  • turkey3_scratch
    This is incredible, and definitely a start for what will have to come to the computing world. Once silicon limits are finally hit (5-10 years) quantum computing or now photonic computing are the next big things.

    I would like more information from them on what tests have been done with this CPU and the reliability.
    Reply
  • techguy911
    This is incredible, and definitely a start for what will have to come to the computing world. Once silicon limits are finally hit (5-10 years) quantum computing or now photonic computing are the next big things.

    I would like more information from them on what tests have been done with this CPU and the reliability.
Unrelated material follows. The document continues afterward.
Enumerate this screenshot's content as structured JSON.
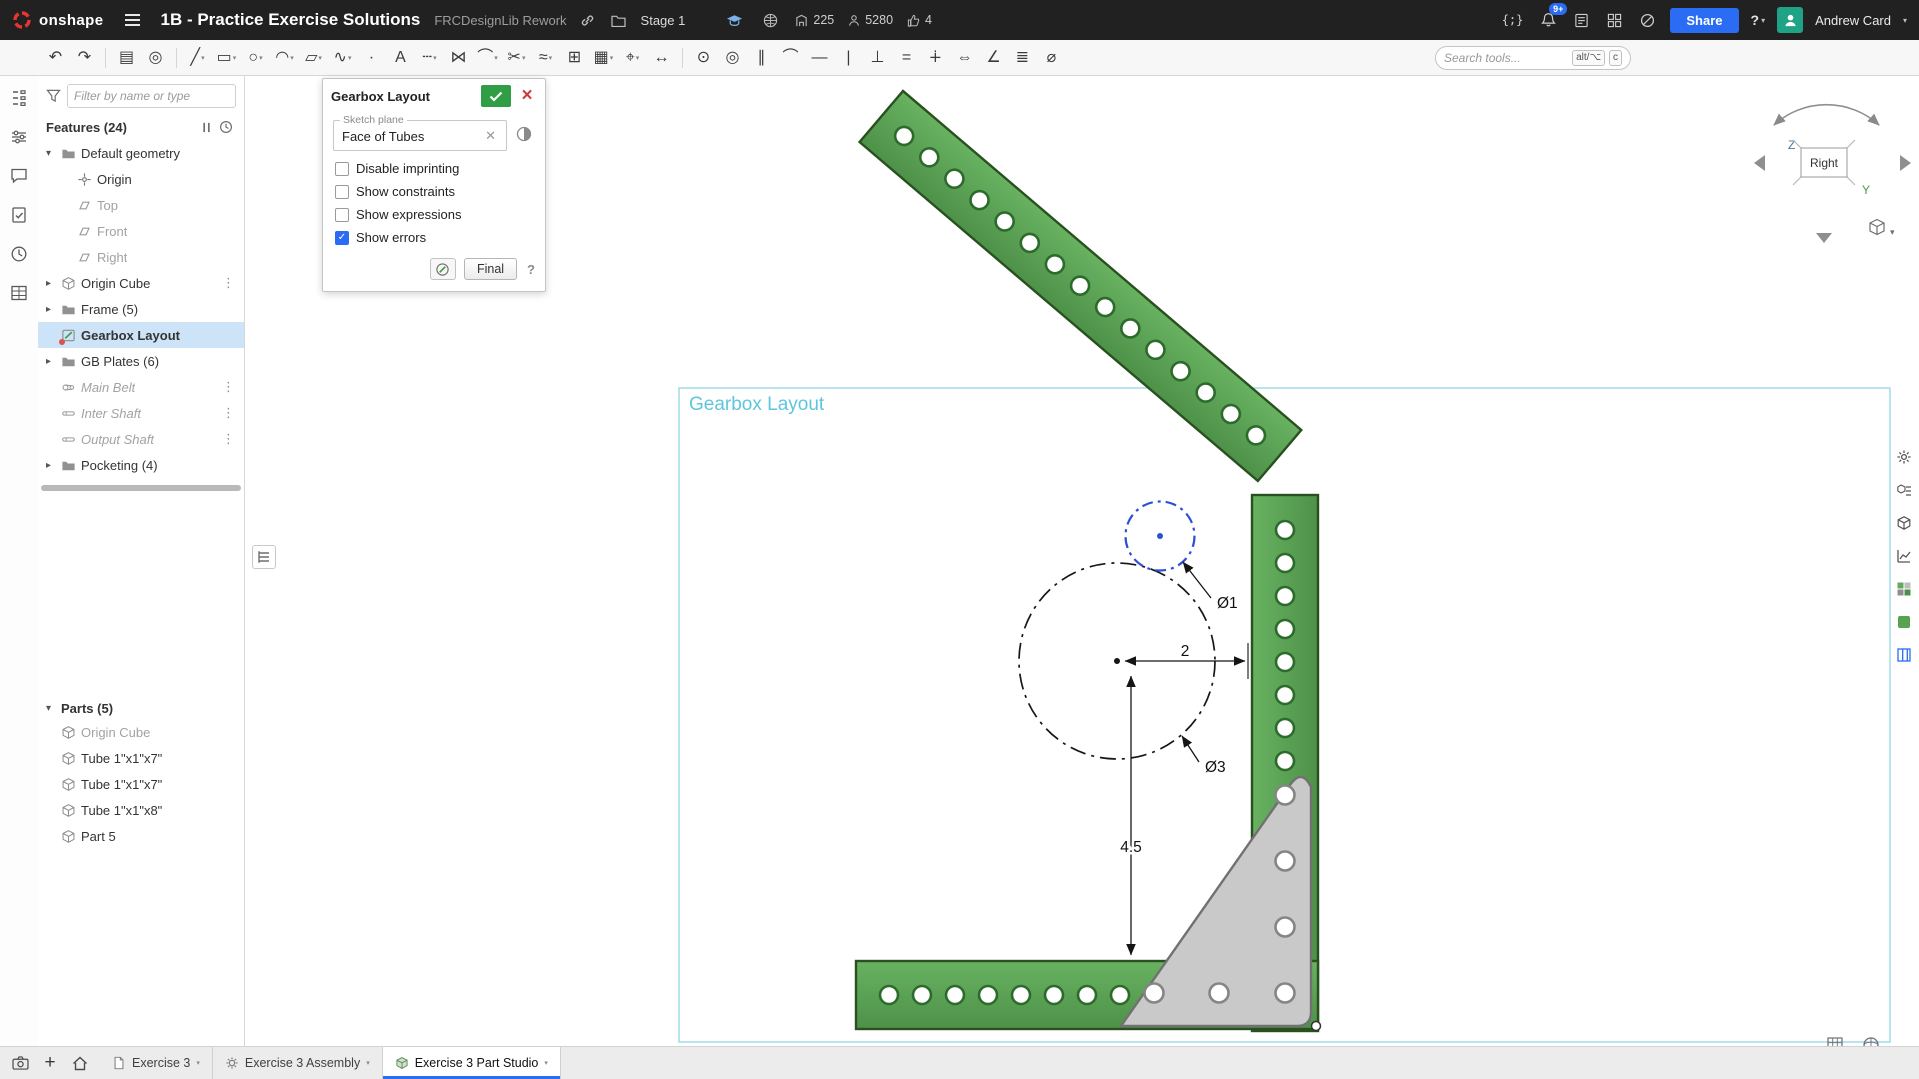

    Quantum computers are the next big thing Google already has one according to test is 100 million times faster than a single core cpu.
    Next year they plan to buy a much larger one with NASA 1000 qubit model.
    Also in Australia a group of scientist are working on a quantum computer printed on silicon.
    D-Wave is the leading quantum computer mfg in the world.
    I would say in about 10 years we will have hybrid computers with a quantum co-processor as they are for math and physics calculations only.
    Reply
  • turkey3_scratch
    Yeah but the computer only does a specific thing, it's not like it can run Windows.
    Reply
  • IInuyasha74
    We also don't know about the cost of production yet. It might end up being that quantum computers are faster but far too expensive for every day devices like smartphones and PCs. I have no idea, as neither are in production now, but the photonic processors seem to be targeted at lower-end devices.
    Reply
  • alextheblue
    Quantum computers are the next big thing Google already has one.

    1) Not for consumers. They require extremely low temps near absolute zero.
    2) Extremely expensive.
    3) Extremely limited use - they're actually next to useless right now and yes that includes the ones Google has purchased to tinker with.
    4) Unknown reliability/accuracy.
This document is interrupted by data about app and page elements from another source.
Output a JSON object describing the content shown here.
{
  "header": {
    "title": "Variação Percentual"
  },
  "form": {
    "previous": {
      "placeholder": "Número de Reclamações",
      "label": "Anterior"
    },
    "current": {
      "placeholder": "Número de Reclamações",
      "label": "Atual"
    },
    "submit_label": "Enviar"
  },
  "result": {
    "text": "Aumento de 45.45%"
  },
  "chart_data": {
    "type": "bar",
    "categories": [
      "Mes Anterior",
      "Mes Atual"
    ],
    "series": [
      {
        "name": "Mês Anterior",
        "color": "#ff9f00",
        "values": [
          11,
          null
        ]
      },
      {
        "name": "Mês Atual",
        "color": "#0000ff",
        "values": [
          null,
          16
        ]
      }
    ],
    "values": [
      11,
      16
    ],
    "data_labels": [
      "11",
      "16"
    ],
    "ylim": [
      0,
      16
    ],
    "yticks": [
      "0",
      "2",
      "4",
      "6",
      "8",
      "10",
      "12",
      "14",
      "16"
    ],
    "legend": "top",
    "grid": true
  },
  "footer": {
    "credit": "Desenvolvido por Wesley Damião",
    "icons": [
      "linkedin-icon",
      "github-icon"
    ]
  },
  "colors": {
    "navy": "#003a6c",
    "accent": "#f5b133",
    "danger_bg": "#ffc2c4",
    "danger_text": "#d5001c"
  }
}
    D-Wave and MS are both working on some new designs, but anything remotely useful for real work are a ways off. But even then the other issues will remain extremely difficult to solve, in particular the operating temperature range.
    Reply
  • Darkbreeze
    Next up, holographic doctors and photonic fleas.
    Reply
  • anbello262
    I don't think quantum PCs are going to be a consumer reality anytime soon (20+ years), because of the type of calculation they are built for. But, having photonic PCs in 15 years will really be a big step up for consumers. I sure hope this kind of technology is used for GPUs shortly after.
    Reply
  • Darkbreeze
    I'd be surprised if it didn't find it's way into some kind of APU type configuration that handled both CPU and graphics functions. Virtual reality and holographic potential from this kind of tech is probably phenomenal. If you think those holograms they are using on stage now are something, think ACTUAL holosuites.
    Reply
  • Joe Black
    Quantum computers are the next big thing Google already has one according to test is 100 million times faster than a single core cpu.
    Next year they plan to buy a much larger one with NASA 1000 qubit model.
    Also in Australia a group of scientist are working on a quantum computer printed on silicon.
    D-Wave is the leading quantum computer mfg in the world.
    I would say in about 10 years we will have hybrid computers with a quantum co-processor as they are for math and physics calculations only.

    1000 qubits will be enough to process more "bits" of data than there are atoms in the observable universe if some docs I watched were telling the truth...

    That said - I am not certain that q-computers will be ideal for all purposes. Precision is a big thing the way I understand it. They excel at certain types of computational tasks that conventional computers are abysmally bad at in comparison - Problems where brute iteration from step 0 - n to find an optimal solution would take too long. Problems that involve probability algorithms. Just like graphics processors can execute massively parallel tasks.

    I am no expert on the matter, but it may very well be that the ideal chip of the future will have photonic GPU, CPU as well as QCPU cores all in one package. And it could be that QCPUs excel at graphics computations as well - I think its very possible.
    Reply